#### Task:
From the first line to the last, write out the records exactly.

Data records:
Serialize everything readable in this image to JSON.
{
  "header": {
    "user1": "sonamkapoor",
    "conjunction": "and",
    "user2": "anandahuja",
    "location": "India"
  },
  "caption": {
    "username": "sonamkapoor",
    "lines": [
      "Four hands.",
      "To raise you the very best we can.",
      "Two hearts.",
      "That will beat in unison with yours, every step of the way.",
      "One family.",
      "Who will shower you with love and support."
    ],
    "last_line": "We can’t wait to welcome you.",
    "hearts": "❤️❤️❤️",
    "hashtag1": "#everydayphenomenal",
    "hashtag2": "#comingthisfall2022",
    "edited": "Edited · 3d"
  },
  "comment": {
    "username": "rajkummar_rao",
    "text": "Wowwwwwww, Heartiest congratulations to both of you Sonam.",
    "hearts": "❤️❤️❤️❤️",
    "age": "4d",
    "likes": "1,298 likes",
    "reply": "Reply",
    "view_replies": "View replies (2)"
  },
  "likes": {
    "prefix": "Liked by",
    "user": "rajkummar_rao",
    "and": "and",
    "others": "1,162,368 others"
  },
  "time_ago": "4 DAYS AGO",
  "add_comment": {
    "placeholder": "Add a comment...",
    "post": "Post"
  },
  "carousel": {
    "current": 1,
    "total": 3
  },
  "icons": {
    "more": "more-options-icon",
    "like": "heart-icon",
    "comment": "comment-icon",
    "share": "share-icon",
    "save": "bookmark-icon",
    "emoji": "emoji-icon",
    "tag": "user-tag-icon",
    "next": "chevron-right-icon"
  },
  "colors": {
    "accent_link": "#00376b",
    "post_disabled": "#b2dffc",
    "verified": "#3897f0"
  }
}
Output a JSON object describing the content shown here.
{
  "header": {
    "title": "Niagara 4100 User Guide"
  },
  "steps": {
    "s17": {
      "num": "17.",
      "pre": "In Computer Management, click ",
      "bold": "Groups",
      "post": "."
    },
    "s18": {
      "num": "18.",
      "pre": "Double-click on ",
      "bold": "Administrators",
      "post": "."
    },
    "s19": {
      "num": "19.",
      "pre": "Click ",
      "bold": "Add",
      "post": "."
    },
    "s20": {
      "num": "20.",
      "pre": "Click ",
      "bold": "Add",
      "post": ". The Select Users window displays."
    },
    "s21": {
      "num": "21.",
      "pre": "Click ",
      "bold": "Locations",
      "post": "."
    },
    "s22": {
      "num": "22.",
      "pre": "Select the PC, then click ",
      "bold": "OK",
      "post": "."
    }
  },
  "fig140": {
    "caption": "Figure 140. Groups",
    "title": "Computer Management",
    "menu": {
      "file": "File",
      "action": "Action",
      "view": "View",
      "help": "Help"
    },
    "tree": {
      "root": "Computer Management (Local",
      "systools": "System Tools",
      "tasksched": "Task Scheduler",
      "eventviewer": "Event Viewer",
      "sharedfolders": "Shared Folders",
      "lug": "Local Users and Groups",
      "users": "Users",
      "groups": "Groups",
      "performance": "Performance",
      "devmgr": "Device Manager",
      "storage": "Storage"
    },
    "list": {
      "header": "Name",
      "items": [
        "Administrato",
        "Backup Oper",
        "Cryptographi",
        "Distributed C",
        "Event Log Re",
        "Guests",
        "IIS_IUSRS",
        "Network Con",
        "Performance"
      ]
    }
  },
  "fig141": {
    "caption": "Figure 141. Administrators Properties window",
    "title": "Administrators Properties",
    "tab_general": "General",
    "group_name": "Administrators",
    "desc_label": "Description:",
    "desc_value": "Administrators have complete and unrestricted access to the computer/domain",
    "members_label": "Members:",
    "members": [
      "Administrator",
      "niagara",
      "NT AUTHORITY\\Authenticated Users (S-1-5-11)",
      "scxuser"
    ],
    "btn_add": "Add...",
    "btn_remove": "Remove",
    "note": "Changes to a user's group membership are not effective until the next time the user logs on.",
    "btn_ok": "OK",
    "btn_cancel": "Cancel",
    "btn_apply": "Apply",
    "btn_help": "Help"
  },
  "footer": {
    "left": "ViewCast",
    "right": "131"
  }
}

#### Task output:
Serialize everything readable in this image to JSON.
{
  "header": {
    "user1": "sonamkapoor",
    "conjunction": "and",
    "user2": "anandahuja",
    "location": "India"
  },
  "caption": {
    "username": "sonamkapoor",
    "lines": [
      "Four hands.",
      "To raise you the very best we can.",
      "Two hearts.",
      "That will beat in unison with yours, every step of the way.",
      "One family.",
      "Who will shower you with love and support."
    ],
    "last_line": "We can’t wait to welcome you.",
    "hearts": "❤️❤️❤️",
    "hashtag1": "#everydayphenomenal",
    "hashtag2": "#comingthisfall2022",
    "edited": "Edited · 3d"
  },
  "comment": {
    "username": "rajkummar_rao",
    "text": "Wowwwwwww, Heartiest congratulations to both of you Sonam.",
    "hearts": "❤️❤️❤️❤️",
    "age": "4d",
    "likes": "1,298 likes",
    "reply": "Reply",
    "view_replies": "View replies (2)"
  },
  "likes": {
    "prefix": "Liked by",
    "user": "rajkummar_rao",
    "and": "and",
    "others": "1,162,368 others"
  },
  "time_ago": "4 DAYS AGO",
  "add_comment": {
    "placeholder": "Add a comment...",
    "post": "Post"
  },
  "carousel": {
    "current": 1,
    "total": 3
  },
  "icons": {
    "more": "more-options-icon",
    "like": "heart-icon",
    "comment": "comment-icon",
    "share": "share-icon",
    "save": "bookmark-icon",
    "emoji": "emoji-icon",
    "tag": "user-tag-icon",
    "next": "chevron-right-icon"
  },
  "colors": {
    "accent_link": "#00376b",
    "post_disabled": "#b2dffc",
    "verified": "#3897f0"
  }
}
Output a JSON object describing the content shown here.
{
  "header": {
    "title": "Niagara 4100 User Guide"
  },
  "steps": {
    "s17": {
      "num": "17.",
      "pre": "In Computer Management, click ",
      "bold": "Groups",
      "post": "."
    },
    "s18": {
      "num": "18.",
      "pre": "Double-click on ",
      "bold": "Administrators",
      "post": "."
    },
    "s19": {
      "num": "19.",
      "pre": "Click ",
      "bold": "Add",
      "post": "."
    },
    "s20": {
      "num": "20.",
      "pre": "Click ",
      "bold": "Add",
      "post": ". The Select Users window displays."
    },
    "s21": {
      "num": "21.",
      "pre": "Click ",
      "bold": "Locations",
      "post": "."
    },
    "s22": {
      "num": "22.",
      "pre": "Select the PC, then click ",
      "bold": "OK",
      "post": "."
    }
  },
  "fig140": {
    "caption": "Figure 140. Groups",
    "title": "Computer Management",
    "menu": {
      "file": "File",
      "action": "Action",
      "view": "View",
      "help": "Help"
    },
    "tree": {
      "root": "Computer Management (Local",
      "systools": "System Tools",
      "tasksched": "Task Scheduler",
      "eventviewer": "Event Viewer",
      "sharedfolders": "Shared Folders",
      "lug": "Local Users and Groups",
      "users": "Users",
      "groups": "Groups",
      "performance": "Performance",
      "devmgr": "Device Manager",
      "storage": "Storage"
    },
    "list": {
      "header": "Name",
      "items": [
        "Administrato",
        "Backup Oper",
        "Cryptographi",
        "Distributed C",
        "Event Log Re",
        "Guests",
        "IIS_IUSRS",
        "Network Con",
        "Performance"
      ]
    }
  },
  "fig141": {
    "caption": "Figure 141. Administrators Properties window",
    "title": "Administrators Properties",
    "tab_general": "General",
    "group_name": "Administrators",
    "desc_label": "Description:",
    "desc_value": "Administrators have complete and unrestricted access to the computer/domain",
    "members_label": "Members:",
    "members": [
      "Administrator",
      "niagara",
      "NT AUTHORITY\\Authenticated Users (S-1-5-11)",
      "scxuser"
    ],
    "btn_add": "Add...",
    "btn_remove": "Remove",
    "note": "Changes to a user's group membership are not effective until the next time the user logs on.",
    "btn_ok": "OK",
    "btn_cancel": "Cancel",
    "btn_apply": "Apply",
    "btn_help": "Help"
  },
  "footer": {
    "left": "ViewCast",
    "right": "131"
  }
}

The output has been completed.